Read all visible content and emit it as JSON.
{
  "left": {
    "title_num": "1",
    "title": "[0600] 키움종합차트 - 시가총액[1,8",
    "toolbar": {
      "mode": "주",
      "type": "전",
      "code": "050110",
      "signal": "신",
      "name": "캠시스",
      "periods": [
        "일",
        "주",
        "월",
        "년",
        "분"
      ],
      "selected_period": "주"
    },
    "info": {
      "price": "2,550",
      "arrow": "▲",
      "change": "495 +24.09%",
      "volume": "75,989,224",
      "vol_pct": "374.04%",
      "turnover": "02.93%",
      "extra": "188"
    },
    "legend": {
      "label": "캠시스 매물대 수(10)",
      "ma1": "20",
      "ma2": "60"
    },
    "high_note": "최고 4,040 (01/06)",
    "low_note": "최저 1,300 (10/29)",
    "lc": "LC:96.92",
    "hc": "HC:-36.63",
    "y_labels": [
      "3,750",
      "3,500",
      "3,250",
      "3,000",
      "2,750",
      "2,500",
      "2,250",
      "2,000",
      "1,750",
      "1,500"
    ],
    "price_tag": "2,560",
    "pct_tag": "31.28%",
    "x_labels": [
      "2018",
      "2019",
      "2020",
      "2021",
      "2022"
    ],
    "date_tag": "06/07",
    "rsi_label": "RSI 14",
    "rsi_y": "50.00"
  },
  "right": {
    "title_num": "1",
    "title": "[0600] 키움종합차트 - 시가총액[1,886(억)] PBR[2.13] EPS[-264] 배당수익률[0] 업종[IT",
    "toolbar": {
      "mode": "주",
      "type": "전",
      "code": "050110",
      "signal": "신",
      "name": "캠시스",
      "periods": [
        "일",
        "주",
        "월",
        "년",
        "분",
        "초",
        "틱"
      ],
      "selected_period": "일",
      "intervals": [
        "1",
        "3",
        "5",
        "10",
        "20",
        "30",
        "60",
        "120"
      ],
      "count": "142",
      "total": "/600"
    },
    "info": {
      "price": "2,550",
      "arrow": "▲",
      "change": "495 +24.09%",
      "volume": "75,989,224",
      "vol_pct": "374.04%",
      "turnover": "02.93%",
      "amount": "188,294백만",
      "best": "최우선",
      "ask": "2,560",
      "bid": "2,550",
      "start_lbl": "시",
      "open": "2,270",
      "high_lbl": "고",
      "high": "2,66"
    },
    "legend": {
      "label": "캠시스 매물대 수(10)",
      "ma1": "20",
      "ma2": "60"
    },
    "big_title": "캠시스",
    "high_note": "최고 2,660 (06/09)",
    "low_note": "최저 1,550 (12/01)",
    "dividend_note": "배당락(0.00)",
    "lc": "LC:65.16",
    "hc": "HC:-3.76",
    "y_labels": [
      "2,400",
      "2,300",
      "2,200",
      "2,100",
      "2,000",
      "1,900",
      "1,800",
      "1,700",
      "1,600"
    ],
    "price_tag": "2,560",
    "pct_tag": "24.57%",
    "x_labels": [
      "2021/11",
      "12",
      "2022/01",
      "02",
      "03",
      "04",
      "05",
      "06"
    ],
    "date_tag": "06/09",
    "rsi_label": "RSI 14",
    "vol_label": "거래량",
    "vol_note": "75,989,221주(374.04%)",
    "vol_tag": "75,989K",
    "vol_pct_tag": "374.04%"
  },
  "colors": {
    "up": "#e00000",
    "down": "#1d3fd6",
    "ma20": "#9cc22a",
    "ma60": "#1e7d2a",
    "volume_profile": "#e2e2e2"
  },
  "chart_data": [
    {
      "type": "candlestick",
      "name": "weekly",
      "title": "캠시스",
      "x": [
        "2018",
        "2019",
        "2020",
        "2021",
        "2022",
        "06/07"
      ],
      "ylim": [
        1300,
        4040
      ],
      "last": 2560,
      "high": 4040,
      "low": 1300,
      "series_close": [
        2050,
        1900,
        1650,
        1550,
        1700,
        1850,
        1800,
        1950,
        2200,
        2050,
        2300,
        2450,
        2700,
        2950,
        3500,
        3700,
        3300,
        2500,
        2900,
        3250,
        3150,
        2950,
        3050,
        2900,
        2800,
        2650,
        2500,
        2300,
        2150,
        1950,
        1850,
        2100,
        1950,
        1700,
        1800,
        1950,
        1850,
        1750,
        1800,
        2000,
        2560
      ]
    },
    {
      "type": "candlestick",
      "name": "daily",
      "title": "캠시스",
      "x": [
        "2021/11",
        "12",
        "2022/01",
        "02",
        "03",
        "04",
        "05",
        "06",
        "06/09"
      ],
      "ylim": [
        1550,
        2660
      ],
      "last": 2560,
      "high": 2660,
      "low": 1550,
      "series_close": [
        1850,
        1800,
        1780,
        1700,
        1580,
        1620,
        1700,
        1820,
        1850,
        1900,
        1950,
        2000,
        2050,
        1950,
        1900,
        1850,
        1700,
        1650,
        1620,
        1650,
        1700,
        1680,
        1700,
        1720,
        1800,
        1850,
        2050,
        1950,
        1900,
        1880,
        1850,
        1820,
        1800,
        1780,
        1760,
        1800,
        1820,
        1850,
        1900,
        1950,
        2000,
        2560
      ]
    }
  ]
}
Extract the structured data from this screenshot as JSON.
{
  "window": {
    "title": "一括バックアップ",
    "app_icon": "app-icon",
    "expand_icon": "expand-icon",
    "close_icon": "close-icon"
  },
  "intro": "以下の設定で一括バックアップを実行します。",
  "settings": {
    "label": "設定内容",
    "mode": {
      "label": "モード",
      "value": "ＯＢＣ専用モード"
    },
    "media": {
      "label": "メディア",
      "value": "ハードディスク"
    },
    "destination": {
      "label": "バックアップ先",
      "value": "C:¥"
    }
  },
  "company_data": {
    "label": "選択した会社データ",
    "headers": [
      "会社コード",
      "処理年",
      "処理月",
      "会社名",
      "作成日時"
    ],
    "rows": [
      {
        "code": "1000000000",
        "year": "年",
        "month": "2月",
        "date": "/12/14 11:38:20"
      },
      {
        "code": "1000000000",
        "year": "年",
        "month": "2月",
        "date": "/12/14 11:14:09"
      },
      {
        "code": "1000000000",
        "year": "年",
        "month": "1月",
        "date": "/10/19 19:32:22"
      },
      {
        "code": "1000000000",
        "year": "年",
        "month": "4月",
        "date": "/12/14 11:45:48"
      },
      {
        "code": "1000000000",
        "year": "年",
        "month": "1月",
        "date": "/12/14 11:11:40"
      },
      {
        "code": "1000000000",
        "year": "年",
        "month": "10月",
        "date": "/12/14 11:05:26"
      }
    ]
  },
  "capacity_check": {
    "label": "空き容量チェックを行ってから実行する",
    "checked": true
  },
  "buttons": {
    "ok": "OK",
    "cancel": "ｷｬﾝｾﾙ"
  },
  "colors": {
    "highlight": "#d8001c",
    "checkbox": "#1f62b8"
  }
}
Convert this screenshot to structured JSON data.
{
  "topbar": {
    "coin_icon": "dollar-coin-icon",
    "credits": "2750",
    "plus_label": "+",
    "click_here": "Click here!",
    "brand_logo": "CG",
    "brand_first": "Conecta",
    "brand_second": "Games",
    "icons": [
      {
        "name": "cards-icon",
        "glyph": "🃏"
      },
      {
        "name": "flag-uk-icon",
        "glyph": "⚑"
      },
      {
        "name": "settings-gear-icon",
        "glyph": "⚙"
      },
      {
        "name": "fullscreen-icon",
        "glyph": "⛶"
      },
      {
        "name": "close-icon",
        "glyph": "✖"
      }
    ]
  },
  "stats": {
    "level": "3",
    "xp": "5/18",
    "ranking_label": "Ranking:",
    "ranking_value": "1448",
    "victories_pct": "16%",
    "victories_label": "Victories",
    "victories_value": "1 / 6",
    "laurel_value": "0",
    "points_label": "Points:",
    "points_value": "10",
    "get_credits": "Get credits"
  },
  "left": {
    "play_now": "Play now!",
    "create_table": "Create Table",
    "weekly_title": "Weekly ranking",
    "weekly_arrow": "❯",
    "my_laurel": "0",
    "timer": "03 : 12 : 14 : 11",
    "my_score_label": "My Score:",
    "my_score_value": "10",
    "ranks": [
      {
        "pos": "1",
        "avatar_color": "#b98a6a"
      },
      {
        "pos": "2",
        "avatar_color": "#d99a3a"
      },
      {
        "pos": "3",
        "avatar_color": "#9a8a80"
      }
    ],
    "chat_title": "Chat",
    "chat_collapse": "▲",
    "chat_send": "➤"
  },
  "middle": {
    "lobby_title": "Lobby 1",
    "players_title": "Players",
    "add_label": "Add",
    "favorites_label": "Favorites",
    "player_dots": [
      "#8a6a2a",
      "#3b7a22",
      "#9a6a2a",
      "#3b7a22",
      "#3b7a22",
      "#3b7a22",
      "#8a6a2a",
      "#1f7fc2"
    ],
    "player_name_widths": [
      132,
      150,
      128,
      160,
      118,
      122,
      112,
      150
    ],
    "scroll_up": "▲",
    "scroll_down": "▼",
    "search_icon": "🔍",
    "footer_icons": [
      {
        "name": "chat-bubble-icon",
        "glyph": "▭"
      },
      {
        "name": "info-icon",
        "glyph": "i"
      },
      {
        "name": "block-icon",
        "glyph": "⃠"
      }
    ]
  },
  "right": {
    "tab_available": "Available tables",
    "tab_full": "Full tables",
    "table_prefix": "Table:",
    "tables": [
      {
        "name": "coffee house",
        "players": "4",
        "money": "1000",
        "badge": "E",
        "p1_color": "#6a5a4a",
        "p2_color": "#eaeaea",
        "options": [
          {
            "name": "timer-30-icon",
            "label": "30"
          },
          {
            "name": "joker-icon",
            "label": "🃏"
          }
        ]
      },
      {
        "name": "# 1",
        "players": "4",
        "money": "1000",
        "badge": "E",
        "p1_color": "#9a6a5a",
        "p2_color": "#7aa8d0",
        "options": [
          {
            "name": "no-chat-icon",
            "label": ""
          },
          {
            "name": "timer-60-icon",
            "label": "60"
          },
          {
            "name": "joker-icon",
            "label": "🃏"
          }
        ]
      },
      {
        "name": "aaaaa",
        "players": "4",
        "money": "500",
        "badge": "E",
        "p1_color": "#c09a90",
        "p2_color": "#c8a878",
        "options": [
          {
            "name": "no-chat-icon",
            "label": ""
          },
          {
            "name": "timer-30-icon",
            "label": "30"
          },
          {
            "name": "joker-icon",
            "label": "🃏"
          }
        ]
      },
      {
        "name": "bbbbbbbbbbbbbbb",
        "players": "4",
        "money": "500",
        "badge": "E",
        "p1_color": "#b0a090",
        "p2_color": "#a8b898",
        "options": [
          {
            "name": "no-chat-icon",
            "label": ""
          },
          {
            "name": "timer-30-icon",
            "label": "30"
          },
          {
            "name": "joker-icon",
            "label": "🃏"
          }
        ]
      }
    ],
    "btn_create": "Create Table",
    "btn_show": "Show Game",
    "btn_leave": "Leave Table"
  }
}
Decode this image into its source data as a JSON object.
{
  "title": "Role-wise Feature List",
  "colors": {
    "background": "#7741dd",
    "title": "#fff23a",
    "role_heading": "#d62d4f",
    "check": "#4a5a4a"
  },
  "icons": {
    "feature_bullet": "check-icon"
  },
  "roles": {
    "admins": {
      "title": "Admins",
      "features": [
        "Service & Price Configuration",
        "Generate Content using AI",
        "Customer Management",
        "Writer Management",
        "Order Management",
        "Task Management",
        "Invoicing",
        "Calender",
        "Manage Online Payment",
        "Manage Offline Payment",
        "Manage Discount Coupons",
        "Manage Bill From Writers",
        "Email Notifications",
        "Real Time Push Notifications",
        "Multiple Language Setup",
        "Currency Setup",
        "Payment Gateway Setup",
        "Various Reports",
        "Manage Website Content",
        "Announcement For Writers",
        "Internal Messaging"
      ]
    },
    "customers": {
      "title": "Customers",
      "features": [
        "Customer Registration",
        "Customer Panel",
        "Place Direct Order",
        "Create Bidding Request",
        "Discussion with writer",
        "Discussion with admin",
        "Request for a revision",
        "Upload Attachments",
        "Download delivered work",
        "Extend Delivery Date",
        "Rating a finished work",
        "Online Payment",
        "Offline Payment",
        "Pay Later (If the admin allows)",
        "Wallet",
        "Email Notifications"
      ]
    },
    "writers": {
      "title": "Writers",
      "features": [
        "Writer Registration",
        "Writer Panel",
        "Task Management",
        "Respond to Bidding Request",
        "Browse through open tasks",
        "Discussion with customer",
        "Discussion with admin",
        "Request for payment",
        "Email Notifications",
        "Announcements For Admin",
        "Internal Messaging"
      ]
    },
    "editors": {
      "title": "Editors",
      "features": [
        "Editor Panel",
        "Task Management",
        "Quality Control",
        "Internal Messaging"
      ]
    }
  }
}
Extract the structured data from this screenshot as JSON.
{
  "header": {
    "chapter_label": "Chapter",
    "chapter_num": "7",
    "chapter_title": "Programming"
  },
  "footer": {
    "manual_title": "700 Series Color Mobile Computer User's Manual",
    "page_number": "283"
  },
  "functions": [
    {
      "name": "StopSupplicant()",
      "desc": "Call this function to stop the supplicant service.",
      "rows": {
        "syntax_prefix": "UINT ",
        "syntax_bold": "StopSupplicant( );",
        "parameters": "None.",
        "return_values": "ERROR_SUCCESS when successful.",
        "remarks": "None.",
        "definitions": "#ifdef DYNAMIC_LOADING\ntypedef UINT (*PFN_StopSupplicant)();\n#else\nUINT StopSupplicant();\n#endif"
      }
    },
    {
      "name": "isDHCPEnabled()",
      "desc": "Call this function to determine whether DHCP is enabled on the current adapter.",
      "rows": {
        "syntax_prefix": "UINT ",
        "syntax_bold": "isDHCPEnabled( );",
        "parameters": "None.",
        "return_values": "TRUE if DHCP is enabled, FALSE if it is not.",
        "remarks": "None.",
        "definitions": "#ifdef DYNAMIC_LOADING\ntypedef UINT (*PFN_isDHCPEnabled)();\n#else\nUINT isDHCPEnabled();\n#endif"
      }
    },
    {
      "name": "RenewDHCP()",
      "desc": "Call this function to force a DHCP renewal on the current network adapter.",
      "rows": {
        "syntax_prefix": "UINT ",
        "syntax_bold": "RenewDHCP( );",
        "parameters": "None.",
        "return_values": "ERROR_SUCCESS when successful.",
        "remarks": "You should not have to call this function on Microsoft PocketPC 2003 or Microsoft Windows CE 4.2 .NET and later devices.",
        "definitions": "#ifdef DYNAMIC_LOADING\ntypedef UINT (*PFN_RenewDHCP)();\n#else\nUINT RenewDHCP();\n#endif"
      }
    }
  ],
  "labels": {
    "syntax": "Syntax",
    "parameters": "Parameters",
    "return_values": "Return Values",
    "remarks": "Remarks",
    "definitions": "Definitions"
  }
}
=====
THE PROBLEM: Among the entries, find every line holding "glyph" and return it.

TASK SOLUTION:
        "glyph": "🃏"
        "glyph": "⚑"
        "glyph": "⚙"
        "glyph": "⛶"
        "glyph": "✖"
        "glyph": "▭"
        "glyph": "i"
        "glyph": "⃠"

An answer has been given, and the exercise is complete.